BEGIN Input material
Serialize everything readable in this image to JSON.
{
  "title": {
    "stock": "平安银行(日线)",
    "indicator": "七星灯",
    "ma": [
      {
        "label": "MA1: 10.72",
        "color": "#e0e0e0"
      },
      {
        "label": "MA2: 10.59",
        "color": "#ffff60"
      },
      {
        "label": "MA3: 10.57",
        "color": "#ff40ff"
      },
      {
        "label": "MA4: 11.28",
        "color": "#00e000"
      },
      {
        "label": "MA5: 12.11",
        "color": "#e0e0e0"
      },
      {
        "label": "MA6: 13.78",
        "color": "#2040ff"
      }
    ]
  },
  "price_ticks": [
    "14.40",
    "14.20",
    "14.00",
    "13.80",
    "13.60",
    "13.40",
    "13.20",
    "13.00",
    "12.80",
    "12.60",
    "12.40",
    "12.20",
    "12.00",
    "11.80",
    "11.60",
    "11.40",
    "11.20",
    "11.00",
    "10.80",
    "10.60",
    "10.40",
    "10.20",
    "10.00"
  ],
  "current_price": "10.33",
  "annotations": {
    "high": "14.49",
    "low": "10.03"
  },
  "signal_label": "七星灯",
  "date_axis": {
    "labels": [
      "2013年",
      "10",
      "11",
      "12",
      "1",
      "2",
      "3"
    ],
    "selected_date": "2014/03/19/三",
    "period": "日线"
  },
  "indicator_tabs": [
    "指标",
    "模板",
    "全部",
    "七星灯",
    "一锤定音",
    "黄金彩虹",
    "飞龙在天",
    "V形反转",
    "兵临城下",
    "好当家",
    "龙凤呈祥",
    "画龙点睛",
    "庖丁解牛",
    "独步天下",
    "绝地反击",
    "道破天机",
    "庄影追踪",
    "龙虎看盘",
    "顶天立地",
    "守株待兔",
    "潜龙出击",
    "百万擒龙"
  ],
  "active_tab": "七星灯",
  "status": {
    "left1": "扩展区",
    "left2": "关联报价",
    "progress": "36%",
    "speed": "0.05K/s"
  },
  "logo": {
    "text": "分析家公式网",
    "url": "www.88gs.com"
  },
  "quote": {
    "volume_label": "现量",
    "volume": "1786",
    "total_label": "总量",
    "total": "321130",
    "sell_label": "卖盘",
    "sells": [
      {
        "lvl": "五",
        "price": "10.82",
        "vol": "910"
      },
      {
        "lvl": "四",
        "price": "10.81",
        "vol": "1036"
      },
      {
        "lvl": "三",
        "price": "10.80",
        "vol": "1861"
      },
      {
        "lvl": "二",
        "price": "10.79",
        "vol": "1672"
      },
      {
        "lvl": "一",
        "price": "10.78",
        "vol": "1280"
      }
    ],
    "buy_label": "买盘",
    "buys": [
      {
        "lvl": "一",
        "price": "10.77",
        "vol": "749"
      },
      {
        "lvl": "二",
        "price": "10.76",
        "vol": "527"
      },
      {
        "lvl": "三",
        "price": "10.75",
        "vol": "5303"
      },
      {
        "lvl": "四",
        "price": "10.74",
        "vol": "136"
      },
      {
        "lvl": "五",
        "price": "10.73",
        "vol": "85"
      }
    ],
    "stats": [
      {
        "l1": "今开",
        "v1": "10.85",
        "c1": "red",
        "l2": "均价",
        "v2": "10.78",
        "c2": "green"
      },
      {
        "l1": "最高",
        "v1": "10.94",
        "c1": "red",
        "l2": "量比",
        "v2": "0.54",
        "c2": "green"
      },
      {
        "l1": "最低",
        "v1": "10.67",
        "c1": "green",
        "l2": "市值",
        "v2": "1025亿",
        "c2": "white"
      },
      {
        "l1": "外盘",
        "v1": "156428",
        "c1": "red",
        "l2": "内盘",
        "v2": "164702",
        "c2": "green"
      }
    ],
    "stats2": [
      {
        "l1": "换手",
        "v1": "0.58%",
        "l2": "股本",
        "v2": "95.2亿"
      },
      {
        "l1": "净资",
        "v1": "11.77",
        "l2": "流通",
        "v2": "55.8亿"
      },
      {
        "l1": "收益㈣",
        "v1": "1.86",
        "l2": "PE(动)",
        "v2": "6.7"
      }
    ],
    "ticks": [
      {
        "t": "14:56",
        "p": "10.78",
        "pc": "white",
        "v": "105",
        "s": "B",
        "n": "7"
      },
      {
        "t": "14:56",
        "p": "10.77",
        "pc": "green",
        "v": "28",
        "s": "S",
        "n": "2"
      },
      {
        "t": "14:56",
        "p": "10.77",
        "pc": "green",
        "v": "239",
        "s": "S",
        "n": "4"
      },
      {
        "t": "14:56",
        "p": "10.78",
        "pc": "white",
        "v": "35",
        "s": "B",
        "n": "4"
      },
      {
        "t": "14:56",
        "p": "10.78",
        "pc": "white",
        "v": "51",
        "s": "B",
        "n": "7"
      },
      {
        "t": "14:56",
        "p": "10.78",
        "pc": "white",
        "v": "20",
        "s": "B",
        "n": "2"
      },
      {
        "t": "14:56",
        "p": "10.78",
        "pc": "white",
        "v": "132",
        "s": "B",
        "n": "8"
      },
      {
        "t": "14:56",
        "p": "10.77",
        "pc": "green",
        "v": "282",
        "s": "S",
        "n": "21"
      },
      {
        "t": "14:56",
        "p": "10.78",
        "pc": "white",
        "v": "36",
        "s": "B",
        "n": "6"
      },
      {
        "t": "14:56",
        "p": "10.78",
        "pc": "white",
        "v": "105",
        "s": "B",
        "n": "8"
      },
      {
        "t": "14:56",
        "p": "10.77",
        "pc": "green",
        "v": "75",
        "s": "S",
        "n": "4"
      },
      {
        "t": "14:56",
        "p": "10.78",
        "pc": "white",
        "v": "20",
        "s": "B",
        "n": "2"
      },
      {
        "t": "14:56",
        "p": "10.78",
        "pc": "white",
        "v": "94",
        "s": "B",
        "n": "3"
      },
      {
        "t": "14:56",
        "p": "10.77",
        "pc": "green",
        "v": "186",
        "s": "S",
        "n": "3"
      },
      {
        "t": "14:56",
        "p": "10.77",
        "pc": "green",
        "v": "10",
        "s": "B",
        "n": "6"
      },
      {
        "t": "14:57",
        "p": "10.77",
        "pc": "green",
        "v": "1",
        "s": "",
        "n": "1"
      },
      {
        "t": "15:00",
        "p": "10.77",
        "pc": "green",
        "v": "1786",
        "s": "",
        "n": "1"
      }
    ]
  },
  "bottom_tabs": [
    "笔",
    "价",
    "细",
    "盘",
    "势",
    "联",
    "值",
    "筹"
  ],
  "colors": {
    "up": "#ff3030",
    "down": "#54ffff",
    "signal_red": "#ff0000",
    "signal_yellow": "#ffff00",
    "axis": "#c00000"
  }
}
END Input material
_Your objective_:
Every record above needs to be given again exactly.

_Output below_:
Serialize everything readable in this image to JSON.
{
  "title": {
    "stock": "平安银行(日线)",
    "indicator": "七星灯",
    "ma": [
      {
        "label": "MA1: 10.72",
        "color": "#e0e0e0"
      },
      {
        "label": "MA2: 10.59",
        "color": "#ffff60"
      },
      {
        "label": "MA3: 10.57",
        "color": "#ff40ff"
      },
      {
        "label": "MA4: 11.28",
        "color": "#00e000"
      },
      {
        "label": "MA5: 12.11",
        "color": "#e0e0e0"
      },
      {
        "label": "MA6: 13.78",
        "color": "#2040ff"
      }
    ]
  },
  "price_ticks": [
    "14.40",
    "14.20",
    "14.00",
    "13.80",
    "13.60",
    "13.40",
    "13.20",
    "13.00",
    "12.80",
    "12.60",
    "12.40",
    "12.20",
    "12.00",
    "11.80",
    "11.60",
    "11.40",
    "11.20",
    "11.00",
    "10.80",
    "10.60",
    "10.40",
    "10.20",
    "10.00"
  ],
  "current_price": "10.33",
  "annotations": {
    "high": "14.49",
    "low": "10.03"
  },
  "signal_label": "七星灯",
  "date_axis": {
    "labels": [
      "2013年",
      "10",
      "11",
      "12",
      "1",
      "2",
      "3"
    ],
    "selected_date": "2014/03/19/三",
    "period": "日线"
  },
  "indicator_tabs": [
    "指标",
    "模板",
    "全部",
    "七星灯",
    "一锤定音",
    "黄金彩虹",
    "飞龙在天",
    "V形反转",
    "兵临城下",
    "好当家",
    "龙凤呈祥",
    "画龙点睛",
    "庖丁解牛",
    "独步天下",
    "绝地反击",
    "道破天机",
    "庄影追踪",
    "龙虎看盘",
    "顶天立地",
    "守株待兔",
    "潜龙出击",
    "百万擒龙"
  ],
  "active_tab": "七星灯",
  "status": {
    "left1": "扩展区",
    "left2": "关联报价",
    "progress": "36%",
    "speed": "0.05K/s"
  },
  "logo": {
    "text": "分析家公式网",
    "url": "www.88gs.com"
  },
  "quote": {
    "volume_label": "现量",
    "volume": "1786",
    "total_label": "总量",
    "total": "321130",
    "sell_label": "卖盘",
    "sells": [
      {
        "lvl": "五",
        "price": "10.82",
        "vol": "910"
      },
      {
        "lvl": "四",
        "price": "10.81",
        "vol": "1036"
      },
      {
        "lvl": "三",
        "price": "10.80",
        "vol": "1861"
      },
      {
        "lvl": "二",
        "price": "10.79",
        "vol": "1672"
      },
      {
        "lvl": "一",
        "price": "10.78",
        "vol": "1280"
      }
    ],
    "buy_label": "买盘",
    "buys": [
      {
        "lvl": "一",
        "price": "10.77",
        "vol": "749"
      },
      {
        "lvl": "二",
        "price": "10.76",
        "vol": "527"
      },
      {
        "lvl": "三",
        "price": "10.75",
        "vol": "5303"
      },
      {
        "lvl": "四",
        "price": "10.74",
        "vol": "136"
      },
      {
        "lvl": "五",
        "price": "10.73",
        "vol": "85"
      }
    ],
    "stats": [
      {
        "l1": "今开",
        "v1": "10.85",
        "c1": "red",
        "l2": "均价",
        "v2": "10.78",
        "c2": "green"
      },
      {
        "l1": "最高",
        "v1": "10.94",
        "c1": "red",
        "l2": "量比",
        "v2": "0.54",
        "c2": "green"
      },
      {
        "l1": "最低",
        "v1": "10.67",
        "c1": "green",
        "l2": "市值",
        "v2": "1025亿",
        "c2": "white"
      },
      {
        "l1": "外盘",
        "v1": "156428",
        "c1": "red",
        "l2": "内盘",
        "v2": "164702",
        "c2": "green"
      }
    ],
    "stats2": [
      {
        "l1": "换手",
        "v1": "0.58%",
        "l2": "股本",
        "v2": "95.2亿"
      },
      {
        "l1": "净资",
        "v1": "11.77",
        "l2": "流通",
        "v2": "55.8亿"
      },
      {
        "l1": "收益㈣",
        "v1": "1.86",
        "l2": "PE(动)",
        "v2": "6.7"
      }
    ],
    "ticks": [
      {
        "t": "14:56",
        "p": "10.78",
        "pc": "white",
        "v": "105",
        "s": "B",
        "n": "7"
      },
      {
        "t": "14:56",
        "p": "10.77",
        "pc": "green",
        "v": "28",
        "s": "S",
        "n": "2"
      },
      {
        "t": "14:56",
        "p": "10.77",
        "pc": "green",
        "v": "239",
        "s": "S",
        "n": "4"
      },
      {
        "t": "14:56",
        "p": "10.78",
        "pc": "white",
        "v": "35",
        "s": "B",
        "n": "4"
      },
      {
        "t": "14:56",
        "p": "10.78",
        "pc": "white",
        "v": "51",
        "s": "B",
        "n": "7"
      },
      {
        "t": "14:56",
        "p": "10.78",
        "pc": "white",
        "v": "20",
        "s": "B",
        "n": "2"
      },
      {
        "t": "14:56",
        "p": "10.78",
        "pc": "white",
        "v": "132",
        "s": "B",
        "n": "8"
      },
      {
        "t": "14:56",
        "p": "10.77",
        "pc": "green",
        "v": "282",
        "s": "S",
        "n": "21"
      },
      {
        "t": "14:56",
        "p": "10.78",
        "pc": "white",
        "v": "36",
        "s": "B",
        "n": "6"
      },
      {
        "t": "14:56",
        "p": "10.78",
        "pc": "white",
        "v": "105",
        "s": "B",
        "n": "8"
      },
      {
        "t": "14:56",
        "p": "10.77",
        "pc": "green",
        "v": "75",
        "s": "S",
        "n": "4"
      },
      {
        "t": "14:56",
        "p": "10.78",
        "pc": "white",
        "v": "20",
        "s": "B",
        "n": "2"
      },
      {
        "t": "14:56",
        "p": "10.78",
        "pc": "white",
        "v": "94",
        "s": "B",
        "n": "3"
      },
      {
        "t": "14:56",
        "p": "10.77",
        "pc": "green",
        "v": "186",
        "s": "S",
        "n": "3"
      },
      {
        "t": "14:56",
        "p": "10.77",
        "pc": "green",
        "v": "10",
        "s": "B",
        "n": "6"
      },
      {
        "t": "14:57",
        "p": "10.77",
        "pc": "green",
        "v": "1",
        "s": "",
        "n": "1"
      },
      {
        "t": "15:00",
        "p": "10.77",
        "pc": "green",
        "v": "1786",
        "s": "",
        "n": "1"
      }
    ]
  },
  "bottom_tabs": [
    "笔",
    "价",
    "细",
    "盘",
    "势",
    "联",
    "值",
    "筹"
  ],
  "colors": {
    "up": "#ff3030",
    "down": "#54ffff",
    "signal_red": "#ff0000",
    "signal_yellow": "#ffff00",
    "axis": "#c00000"
  }
}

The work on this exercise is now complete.